Candela is the stunning new full-length from Mice Parade, a bright and vivd LP that omniverously references source material from across the globe and rebuilds it all into the distinctive, inimitable voice that Mice Parade has come to represent. Generally regarded as the solo project of New York’s Adam Pierce – though Pierce often engages carefully-selected guest musicians for each new release – Mice Parade is now in its second decade: musically developing, its personnel expanding and shrinking, and its influences and marker points becoming increasingly varied and widespread. Candela is the seventh album to bear the Mice Parade name, and marks an exciting new stop-off in the band’s already musically greedy history.
Though Candela is named after a late-night bar in Madrid (known as a flamenco Mecca) with a colourful history, it will come as no surprise to followers of the band that Adam Pierce is a formally schooled ethnomusicologist. Previous Mice Parade palettes have borrowed elements of sound from West African Highlife, Brazilian Jazz, Eastern chord patterns and scales, Latin percussive timbres and rhythms, among countless other unexpected sources. It is all indelibly bound together as the band’s personality and magnetism: each new release runs like a personal, geographical study of Pierce’s voluminous knowledge of music from across the world and his enthusiasm for unusual sounds and virtuoso performing.

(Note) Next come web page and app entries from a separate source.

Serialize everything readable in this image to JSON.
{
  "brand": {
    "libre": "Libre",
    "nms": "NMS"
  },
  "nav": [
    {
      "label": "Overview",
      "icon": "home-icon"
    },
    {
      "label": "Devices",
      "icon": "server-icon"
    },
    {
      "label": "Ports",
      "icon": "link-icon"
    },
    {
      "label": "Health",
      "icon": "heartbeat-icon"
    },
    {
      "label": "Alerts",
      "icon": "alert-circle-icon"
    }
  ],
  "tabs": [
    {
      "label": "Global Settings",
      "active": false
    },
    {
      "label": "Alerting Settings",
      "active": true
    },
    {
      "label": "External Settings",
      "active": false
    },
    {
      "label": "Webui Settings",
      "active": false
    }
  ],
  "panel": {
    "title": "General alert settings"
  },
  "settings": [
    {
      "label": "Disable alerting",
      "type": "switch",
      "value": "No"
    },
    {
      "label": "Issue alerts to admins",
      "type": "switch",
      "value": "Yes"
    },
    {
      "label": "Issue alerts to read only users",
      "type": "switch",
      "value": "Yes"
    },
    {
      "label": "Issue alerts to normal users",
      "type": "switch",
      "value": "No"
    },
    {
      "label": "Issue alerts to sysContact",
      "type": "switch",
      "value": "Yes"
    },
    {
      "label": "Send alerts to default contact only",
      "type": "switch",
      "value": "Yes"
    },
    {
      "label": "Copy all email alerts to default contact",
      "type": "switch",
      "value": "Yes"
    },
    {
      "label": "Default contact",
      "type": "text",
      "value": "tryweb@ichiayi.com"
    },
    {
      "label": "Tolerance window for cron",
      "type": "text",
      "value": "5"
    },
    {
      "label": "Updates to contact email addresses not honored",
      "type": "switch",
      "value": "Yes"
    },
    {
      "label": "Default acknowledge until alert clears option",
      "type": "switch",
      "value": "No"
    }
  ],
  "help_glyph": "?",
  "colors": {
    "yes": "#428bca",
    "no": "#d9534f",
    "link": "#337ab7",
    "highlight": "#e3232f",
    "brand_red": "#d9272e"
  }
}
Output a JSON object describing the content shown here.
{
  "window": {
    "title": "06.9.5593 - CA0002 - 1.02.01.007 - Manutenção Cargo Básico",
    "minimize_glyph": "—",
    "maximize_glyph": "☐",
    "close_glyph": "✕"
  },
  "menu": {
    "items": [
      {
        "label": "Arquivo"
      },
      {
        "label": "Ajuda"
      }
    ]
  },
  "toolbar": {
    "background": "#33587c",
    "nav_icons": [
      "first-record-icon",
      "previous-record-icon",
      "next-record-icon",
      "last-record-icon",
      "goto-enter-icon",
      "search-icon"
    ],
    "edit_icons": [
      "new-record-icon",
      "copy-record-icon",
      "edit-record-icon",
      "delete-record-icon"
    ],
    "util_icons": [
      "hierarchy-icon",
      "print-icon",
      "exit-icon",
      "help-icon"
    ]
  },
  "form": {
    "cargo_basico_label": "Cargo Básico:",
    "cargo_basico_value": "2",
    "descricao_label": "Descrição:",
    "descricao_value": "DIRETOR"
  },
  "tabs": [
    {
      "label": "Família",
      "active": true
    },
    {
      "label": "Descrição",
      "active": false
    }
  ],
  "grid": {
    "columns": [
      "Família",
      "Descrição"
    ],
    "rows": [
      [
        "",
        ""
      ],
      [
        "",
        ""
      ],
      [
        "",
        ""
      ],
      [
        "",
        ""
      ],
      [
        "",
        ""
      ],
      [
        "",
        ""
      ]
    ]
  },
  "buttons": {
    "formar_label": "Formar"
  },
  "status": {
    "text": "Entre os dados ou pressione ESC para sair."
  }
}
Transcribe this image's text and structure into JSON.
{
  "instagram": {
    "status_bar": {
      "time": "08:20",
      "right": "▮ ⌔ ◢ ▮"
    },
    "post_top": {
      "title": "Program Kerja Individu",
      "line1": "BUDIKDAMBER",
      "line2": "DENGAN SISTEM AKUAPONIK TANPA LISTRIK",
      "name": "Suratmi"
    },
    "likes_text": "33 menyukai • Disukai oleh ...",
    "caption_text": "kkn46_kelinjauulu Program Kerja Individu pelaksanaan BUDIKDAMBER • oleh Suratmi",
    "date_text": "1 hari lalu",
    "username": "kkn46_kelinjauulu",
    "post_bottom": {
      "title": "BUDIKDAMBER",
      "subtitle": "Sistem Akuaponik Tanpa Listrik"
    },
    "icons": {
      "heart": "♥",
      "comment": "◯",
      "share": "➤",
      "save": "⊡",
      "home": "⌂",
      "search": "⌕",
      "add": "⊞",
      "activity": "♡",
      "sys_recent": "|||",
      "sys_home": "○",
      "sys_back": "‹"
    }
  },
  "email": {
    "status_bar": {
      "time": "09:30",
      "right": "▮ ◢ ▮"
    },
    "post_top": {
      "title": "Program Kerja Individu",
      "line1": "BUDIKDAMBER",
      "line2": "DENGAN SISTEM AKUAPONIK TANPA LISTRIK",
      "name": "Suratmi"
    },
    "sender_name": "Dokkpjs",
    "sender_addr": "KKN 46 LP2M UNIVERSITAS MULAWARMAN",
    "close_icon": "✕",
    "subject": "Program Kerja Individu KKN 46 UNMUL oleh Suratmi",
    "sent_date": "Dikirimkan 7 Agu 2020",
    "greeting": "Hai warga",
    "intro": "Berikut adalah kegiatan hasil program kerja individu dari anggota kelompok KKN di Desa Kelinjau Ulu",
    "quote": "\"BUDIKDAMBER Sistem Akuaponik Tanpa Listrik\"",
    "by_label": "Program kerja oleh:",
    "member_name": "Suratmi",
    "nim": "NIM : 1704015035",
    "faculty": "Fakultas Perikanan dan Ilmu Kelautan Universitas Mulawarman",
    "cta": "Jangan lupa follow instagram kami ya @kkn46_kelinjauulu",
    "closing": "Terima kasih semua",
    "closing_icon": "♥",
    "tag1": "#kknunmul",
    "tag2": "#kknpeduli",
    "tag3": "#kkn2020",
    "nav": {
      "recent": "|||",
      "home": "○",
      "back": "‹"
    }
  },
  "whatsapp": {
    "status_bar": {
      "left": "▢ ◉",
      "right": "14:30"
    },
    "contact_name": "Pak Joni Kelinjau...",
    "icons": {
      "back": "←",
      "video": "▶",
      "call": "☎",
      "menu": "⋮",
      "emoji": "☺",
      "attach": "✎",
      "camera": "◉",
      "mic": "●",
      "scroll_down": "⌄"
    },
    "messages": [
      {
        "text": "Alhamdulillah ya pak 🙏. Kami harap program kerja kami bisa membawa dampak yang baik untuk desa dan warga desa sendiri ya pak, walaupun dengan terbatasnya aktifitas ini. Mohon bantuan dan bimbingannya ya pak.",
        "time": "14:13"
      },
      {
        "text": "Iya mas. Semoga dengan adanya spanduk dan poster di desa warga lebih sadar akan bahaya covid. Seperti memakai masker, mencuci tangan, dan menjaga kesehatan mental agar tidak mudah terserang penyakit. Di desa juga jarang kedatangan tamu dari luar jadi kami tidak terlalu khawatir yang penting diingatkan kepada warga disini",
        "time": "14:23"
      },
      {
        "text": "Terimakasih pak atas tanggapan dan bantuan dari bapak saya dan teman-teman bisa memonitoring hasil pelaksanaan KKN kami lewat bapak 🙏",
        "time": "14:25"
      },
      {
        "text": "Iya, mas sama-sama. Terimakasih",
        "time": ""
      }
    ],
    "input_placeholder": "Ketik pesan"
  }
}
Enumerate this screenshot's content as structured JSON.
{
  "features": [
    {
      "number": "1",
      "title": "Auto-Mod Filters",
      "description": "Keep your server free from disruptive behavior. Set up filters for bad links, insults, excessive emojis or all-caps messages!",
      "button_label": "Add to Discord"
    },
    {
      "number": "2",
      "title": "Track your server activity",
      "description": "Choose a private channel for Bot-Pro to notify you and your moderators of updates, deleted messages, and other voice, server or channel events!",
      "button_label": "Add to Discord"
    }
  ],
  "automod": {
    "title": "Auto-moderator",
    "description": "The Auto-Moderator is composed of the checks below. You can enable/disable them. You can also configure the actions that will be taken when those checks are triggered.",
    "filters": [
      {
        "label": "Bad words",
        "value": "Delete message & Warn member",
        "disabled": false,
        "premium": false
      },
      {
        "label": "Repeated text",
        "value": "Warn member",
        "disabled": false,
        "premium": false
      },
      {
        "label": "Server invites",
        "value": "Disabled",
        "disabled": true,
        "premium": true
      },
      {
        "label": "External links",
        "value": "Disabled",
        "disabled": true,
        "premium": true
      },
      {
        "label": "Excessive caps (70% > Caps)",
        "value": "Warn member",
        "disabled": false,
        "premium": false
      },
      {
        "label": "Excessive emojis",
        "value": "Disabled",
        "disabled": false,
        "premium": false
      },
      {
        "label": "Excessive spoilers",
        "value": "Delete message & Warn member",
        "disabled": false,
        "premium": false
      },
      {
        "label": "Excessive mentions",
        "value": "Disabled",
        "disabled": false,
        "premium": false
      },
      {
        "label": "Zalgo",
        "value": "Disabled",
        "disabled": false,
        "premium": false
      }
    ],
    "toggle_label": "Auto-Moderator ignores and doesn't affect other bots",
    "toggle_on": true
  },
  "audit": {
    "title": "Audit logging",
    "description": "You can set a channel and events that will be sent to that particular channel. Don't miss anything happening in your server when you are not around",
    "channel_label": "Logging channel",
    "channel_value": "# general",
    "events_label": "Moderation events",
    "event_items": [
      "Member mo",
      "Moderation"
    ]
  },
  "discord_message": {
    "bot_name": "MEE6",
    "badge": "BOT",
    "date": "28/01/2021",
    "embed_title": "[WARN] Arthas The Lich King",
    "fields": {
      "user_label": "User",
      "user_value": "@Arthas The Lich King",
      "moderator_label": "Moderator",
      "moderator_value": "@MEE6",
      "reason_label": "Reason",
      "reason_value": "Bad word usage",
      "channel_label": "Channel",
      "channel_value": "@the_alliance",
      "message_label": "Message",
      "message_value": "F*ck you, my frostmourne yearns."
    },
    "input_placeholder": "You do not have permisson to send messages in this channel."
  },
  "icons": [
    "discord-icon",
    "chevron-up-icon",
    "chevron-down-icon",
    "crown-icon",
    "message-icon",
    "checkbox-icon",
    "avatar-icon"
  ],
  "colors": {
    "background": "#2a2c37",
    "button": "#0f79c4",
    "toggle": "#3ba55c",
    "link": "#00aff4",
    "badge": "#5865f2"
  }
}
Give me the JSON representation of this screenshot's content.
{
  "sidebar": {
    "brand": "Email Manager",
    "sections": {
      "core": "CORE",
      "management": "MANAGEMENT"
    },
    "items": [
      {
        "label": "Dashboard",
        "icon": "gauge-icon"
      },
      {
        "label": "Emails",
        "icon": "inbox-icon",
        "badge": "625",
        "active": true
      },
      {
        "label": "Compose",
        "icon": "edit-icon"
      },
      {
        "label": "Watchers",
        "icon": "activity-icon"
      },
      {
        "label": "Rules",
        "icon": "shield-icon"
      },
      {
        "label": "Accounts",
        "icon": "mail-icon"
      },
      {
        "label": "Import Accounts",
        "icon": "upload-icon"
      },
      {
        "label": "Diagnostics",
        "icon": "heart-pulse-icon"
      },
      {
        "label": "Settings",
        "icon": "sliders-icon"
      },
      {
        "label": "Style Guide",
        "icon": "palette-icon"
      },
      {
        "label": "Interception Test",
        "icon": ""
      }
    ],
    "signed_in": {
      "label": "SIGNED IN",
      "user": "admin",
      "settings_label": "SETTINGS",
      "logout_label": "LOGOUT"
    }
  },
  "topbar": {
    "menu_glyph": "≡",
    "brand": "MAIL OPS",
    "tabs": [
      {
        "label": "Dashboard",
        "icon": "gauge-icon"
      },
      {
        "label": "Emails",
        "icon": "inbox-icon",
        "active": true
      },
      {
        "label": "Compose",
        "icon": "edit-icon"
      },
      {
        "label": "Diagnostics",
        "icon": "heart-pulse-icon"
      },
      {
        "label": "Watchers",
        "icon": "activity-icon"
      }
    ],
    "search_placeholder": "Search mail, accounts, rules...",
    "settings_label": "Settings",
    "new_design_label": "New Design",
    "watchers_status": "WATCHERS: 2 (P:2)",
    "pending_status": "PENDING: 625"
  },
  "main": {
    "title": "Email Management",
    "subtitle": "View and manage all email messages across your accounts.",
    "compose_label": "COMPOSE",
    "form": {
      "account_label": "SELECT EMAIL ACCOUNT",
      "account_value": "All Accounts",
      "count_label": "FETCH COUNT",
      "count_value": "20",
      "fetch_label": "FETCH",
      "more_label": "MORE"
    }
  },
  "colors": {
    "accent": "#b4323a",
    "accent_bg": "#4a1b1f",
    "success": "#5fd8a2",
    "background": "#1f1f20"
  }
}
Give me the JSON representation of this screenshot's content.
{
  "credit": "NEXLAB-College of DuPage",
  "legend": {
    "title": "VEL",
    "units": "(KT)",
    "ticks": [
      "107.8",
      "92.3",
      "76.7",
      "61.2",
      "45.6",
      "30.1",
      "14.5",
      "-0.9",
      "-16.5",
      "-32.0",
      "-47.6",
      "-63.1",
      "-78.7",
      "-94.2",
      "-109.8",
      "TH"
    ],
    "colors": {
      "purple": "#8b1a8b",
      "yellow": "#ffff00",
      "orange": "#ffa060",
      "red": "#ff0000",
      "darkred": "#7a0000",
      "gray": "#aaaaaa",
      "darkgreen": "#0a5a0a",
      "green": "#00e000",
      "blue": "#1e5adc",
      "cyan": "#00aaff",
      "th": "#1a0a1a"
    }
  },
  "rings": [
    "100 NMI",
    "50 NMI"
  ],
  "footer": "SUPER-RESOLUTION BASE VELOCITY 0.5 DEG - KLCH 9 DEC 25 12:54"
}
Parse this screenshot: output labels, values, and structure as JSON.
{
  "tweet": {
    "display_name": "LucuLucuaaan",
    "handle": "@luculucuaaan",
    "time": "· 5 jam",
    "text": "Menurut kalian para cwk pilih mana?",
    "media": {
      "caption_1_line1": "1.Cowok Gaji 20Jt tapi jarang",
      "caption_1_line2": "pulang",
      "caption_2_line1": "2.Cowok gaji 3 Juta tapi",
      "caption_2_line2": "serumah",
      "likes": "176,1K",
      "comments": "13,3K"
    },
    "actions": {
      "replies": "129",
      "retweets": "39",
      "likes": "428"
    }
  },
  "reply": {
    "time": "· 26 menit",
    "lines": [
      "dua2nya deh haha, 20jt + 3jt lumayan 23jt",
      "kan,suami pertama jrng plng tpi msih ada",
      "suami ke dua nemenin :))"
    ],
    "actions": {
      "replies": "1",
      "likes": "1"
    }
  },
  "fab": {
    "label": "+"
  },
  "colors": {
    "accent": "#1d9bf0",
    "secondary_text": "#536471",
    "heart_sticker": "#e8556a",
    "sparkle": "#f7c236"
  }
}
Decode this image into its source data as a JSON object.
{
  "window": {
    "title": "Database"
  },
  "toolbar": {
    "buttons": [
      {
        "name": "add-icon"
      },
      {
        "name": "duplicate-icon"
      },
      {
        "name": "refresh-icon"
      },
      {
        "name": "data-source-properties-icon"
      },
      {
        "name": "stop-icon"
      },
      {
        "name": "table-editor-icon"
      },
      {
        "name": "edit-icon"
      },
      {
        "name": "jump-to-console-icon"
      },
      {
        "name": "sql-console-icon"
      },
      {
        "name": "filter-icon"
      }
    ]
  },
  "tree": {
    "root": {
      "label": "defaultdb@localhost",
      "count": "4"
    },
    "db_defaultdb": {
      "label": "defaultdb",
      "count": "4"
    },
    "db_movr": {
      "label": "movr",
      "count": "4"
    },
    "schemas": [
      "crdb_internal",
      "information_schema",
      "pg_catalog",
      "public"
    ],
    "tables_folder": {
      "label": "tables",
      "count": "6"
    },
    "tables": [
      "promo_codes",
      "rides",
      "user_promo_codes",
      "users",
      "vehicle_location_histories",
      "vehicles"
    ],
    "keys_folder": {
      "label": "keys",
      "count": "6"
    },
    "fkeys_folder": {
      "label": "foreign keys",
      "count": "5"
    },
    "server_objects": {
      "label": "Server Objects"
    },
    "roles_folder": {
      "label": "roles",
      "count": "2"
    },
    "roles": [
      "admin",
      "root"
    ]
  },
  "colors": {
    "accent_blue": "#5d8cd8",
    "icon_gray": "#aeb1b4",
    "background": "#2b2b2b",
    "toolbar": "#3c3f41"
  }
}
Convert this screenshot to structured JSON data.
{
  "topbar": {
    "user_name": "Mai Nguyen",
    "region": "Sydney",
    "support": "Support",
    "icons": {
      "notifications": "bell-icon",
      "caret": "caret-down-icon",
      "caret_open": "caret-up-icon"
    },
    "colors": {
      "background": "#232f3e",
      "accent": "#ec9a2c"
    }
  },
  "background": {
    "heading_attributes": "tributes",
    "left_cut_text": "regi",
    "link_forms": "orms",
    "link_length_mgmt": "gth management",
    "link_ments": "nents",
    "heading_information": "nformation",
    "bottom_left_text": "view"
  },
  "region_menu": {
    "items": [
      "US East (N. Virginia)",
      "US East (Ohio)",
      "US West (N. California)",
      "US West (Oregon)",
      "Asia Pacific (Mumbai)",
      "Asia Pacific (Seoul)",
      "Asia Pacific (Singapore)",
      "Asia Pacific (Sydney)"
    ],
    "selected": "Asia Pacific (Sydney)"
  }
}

We have read – in notes for earlier releases – references to Bola Sete, Paco de Lucia, Tsegue-Maryam Guebrou, Brian Eno, Buddy Rich, Can, My Bloody Valentine alongside innumerable further names.
A richly-produced home recording at Pierce’s converted house studio in upstate New York (described by Pierce as “a cozy place at the edge of a forest” which over the last two years has also served Animal Collective, Frightened Rabbit, Tom Brosseau, Ensemble and others in various capacities), Candela represents at once Mice Parade’s most adventurous release and its closest to pure pop music. From the dense, rhythmically-intense ‘Currents’ (featuring Temporary Residence’s Caroline Lufkin), and its funk brio to ‘Pretending’s devestatingly pretty drumkit / electric guitar interplay (Pierce is a hugely accomplished percussionist, flamenco guitar player and general multi-instrumentalist), there are heady moments of pop brilliance amongst abstract, restrained eloquence. A rare record that reveals more with each listen, the ear is piqued by contrasting elements on every run through the length of each track: a melody line here, percussion pattern here, a melancholic and startlingly visual lyrical phrase elsewhere.
Candela was mixed and recorded by Pierce with the assistance of Jeremy Backofen (Felice Brothers).